▸ Problem description
Among the entries below, find all lines that include "this" and copy them.

======== Provided data ========

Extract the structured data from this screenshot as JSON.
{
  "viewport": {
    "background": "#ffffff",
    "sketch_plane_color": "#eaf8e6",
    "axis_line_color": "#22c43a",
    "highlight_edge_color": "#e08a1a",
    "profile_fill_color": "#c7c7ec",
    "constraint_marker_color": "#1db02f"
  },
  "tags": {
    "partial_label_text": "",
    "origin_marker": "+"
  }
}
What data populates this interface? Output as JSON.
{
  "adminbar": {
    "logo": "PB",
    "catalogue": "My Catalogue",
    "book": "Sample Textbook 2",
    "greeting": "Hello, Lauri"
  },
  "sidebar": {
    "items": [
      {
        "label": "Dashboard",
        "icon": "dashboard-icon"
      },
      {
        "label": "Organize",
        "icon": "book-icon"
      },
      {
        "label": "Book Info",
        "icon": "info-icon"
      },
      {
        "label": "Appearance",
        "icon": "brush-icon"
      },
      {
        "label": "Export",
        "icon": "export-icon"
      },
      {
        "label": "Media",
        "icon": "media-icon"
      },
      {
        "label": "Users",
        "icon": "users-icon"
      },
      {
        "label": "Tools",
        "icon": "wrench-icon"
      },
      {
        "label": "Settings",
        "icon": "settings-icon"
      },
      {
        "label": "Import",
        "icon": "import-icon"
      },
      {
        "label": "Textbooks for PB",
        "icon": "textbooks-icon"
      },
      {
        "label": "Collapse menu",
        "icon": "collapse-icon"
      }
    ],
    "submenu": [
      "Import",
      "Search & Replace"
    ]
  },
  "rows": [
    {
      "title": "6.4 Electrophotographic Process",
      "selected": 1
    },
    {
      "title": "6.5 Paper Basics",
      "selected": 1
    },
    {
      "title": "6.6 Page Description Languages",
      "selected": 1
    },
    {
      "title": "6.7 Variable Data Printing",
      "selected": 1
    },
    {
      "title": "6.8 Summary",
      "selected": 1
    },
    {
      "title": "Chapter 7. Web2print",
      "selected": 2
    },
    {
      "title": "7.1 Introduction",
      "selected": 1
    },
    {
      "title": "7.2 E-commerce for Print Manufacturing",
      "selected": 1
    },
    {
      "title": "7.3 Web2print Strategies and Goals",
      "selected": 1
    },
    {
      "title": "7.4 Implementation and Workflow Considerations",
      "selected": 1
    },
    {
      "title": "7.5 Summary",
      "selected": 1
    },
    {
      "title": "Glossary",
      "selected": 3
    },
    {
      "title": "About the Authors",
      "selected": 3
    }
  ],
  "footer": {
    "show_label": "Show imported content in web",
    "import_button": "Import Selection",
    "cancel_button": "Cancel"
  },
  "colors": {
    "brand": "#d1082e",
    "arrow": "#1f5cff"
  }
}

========

▸ Written answer
Extract the structured data from this screenshot as JSON.
What data populates this interface? Output as JSON.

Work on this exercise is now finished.